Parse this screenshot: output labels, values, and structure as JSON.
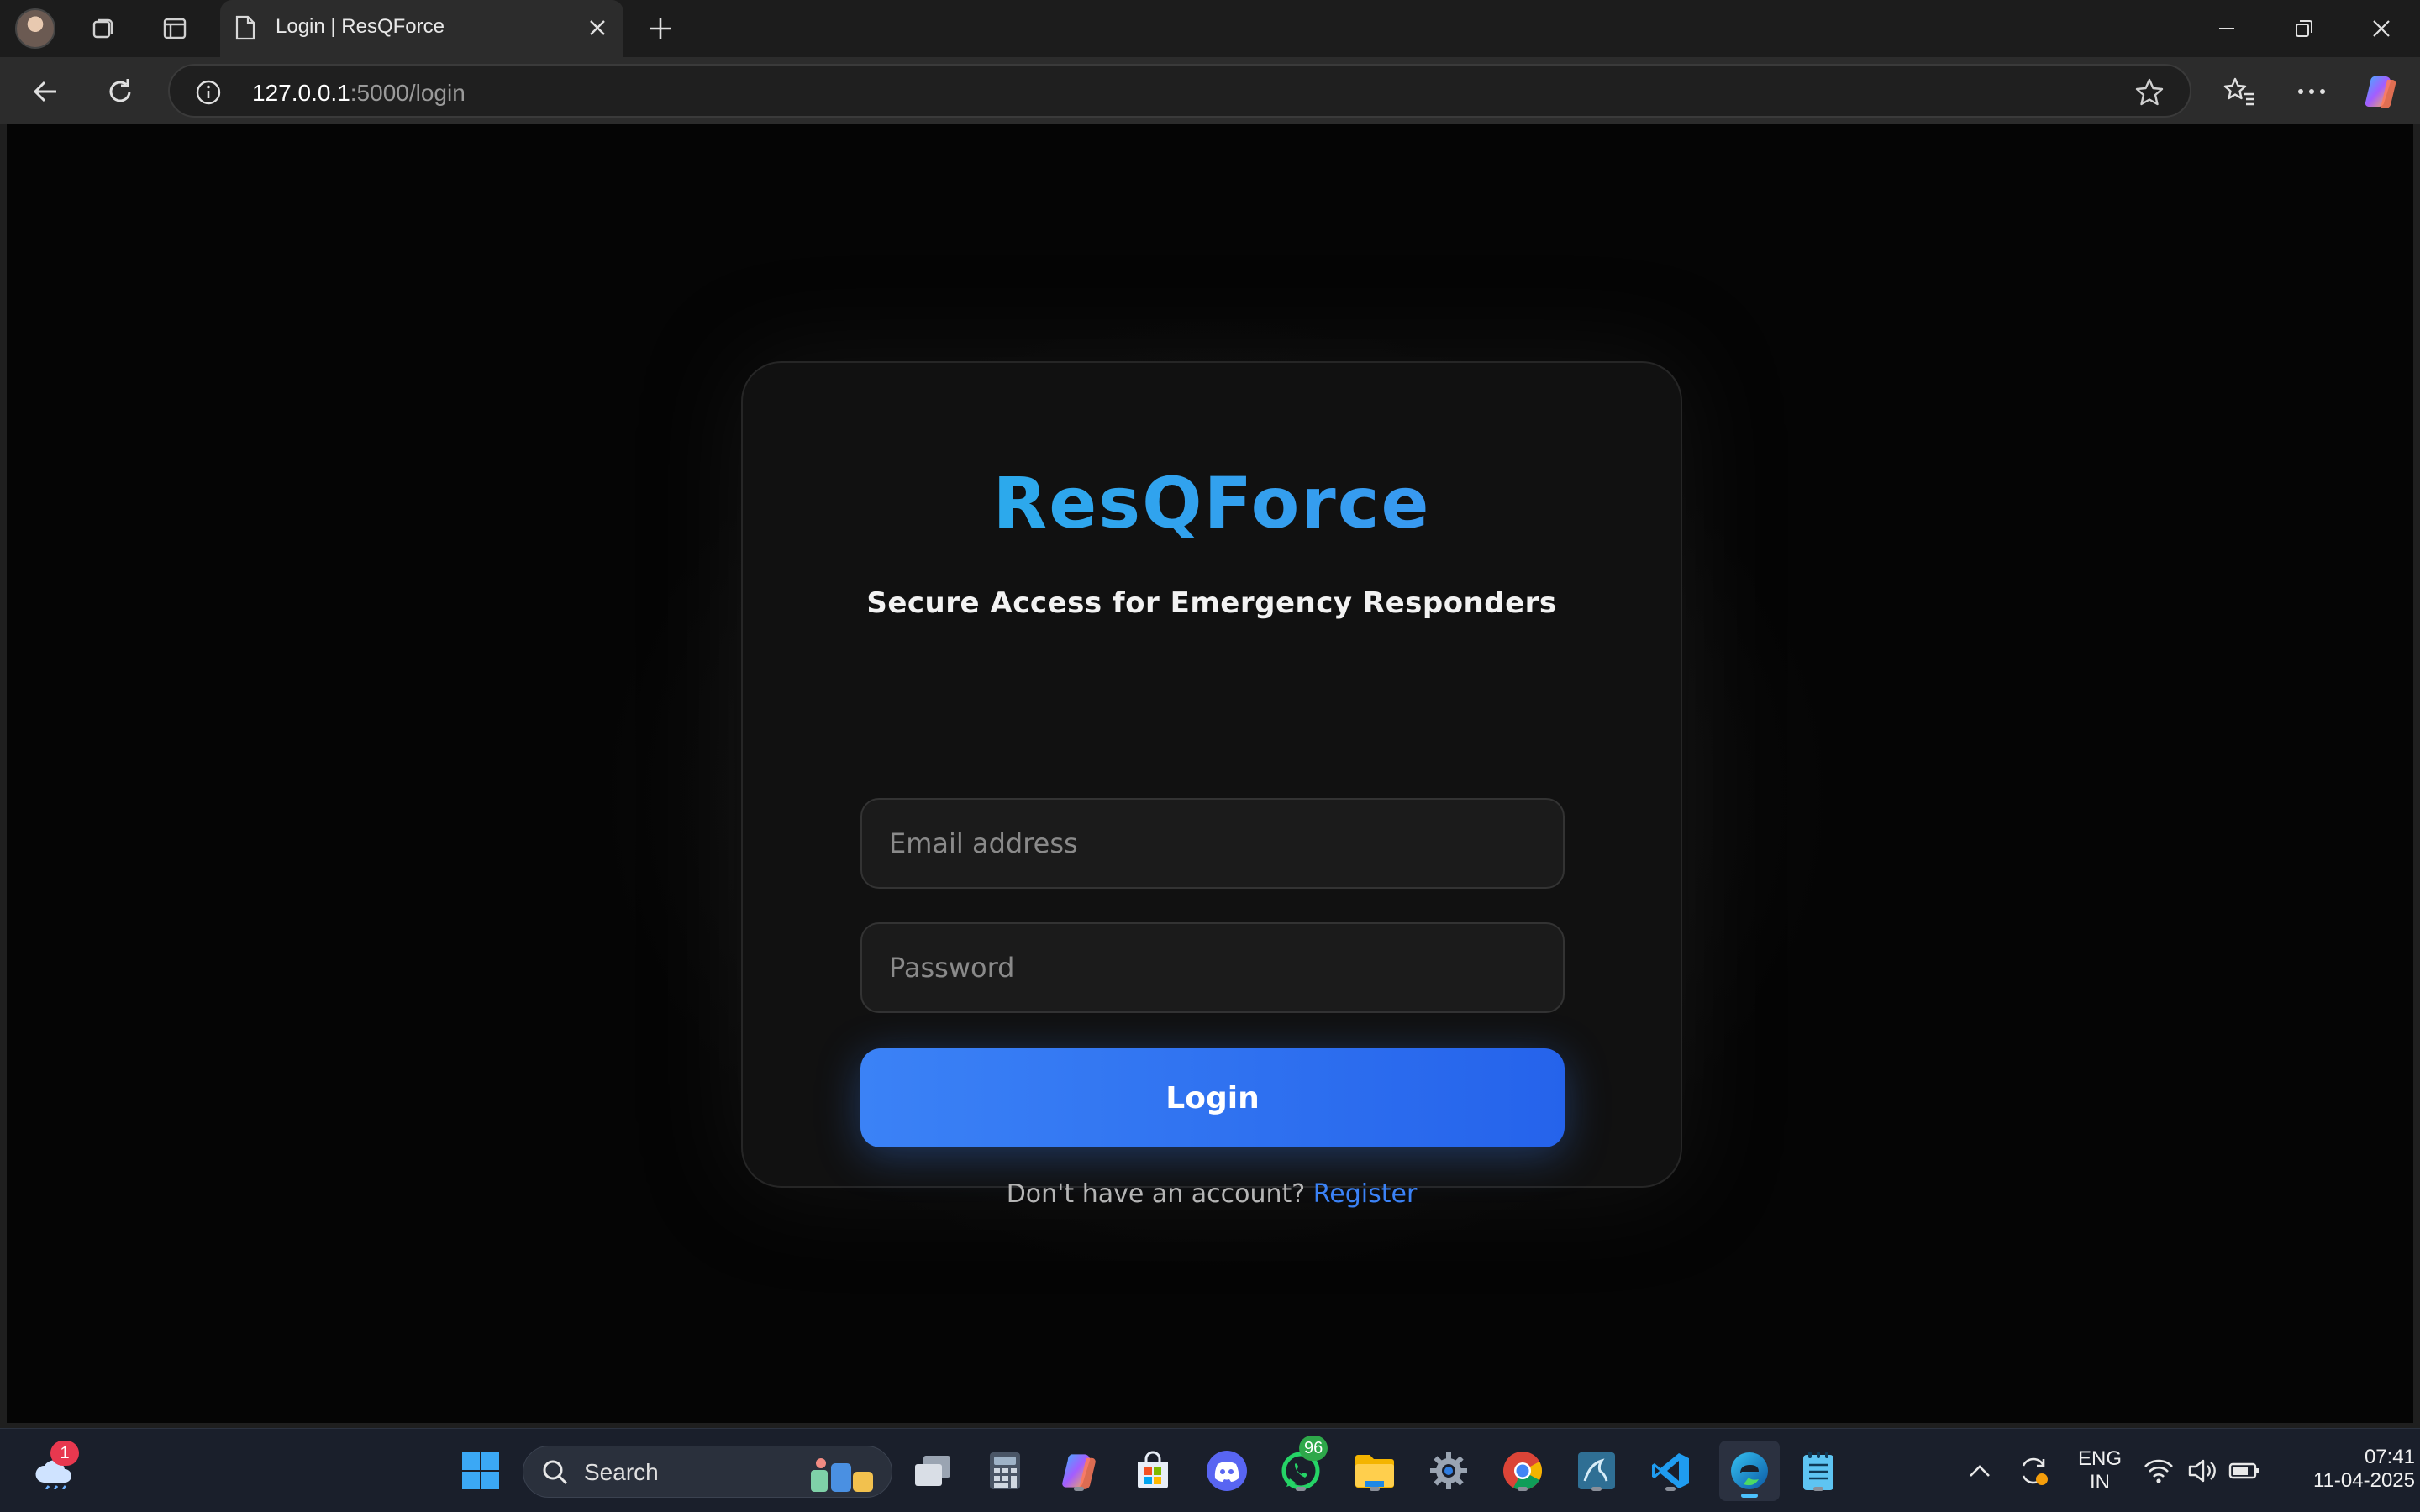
{
  "browser": {
    "tab_title": "Login | ResQForce",
    "url_host": "127.0.0.1",
    "url_path": ":5000/login"
  },
  "page": {
    "brand": "ResQForce",
    "subtitle": "Secure Access for Emergency Responders",
    "email_placeholder": "Email address",
    "password_placeholder": "Password",
    "login_label": "Login",
    "no_account_text": "Don't have an account?",
    "register_label": "Register"
  },
  "taskbar": {
    "search_label": "Search",
    "weather_badge": "1",
    "whatsapp_badge": "96",
    "language_top": "ENG",
    "language_bottom": "IN",
    "time": "07:41",
    "date": "11-04-2025"
  },
  "colors": {
    "accent": "#3b82f6",
    "brand_gradient_start": "#25b3ea",
    "brand_gradient_end": "#3f8ff2",
    "background": "#050505"
  }
}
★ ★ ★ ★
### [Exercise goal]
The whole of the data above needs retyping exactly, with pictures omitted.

### [Task answer]
Parse this screenshot: output labels, values, and structure as JSON.
{
  "browser": {
    "tab_title": "Login | ResQForce",
    "url_host": "127.0.0.1",
    "url_path": ":5000/login"
  },
  "page": {
    "brand": "ResQForce",
    "subtitle": "Secure Access for Emergency Responders",
    "email_placeholder": "Email address",
    "password_placeholder": "Password",
    "login_label": "Login",
    "no_account_text": "Don't have an account?",
    "register_label": "Register"
  },
  "taskbar": {
    "search_label": "Search",
    "weather_badge": "1",
    "whatsapp_badge": "96",
    "language_top": "ENG",
    "language_bottom": "IN",
    "time": "07:41",
    "date": "11-04-2025"
  },
  "colors": {
    "accent": "#3b82f6",
    "brand_gradient_start": "#25b3ea",
    "brand_gradient_end": "#3f8ff2",
    "background": "#050505"
  }
}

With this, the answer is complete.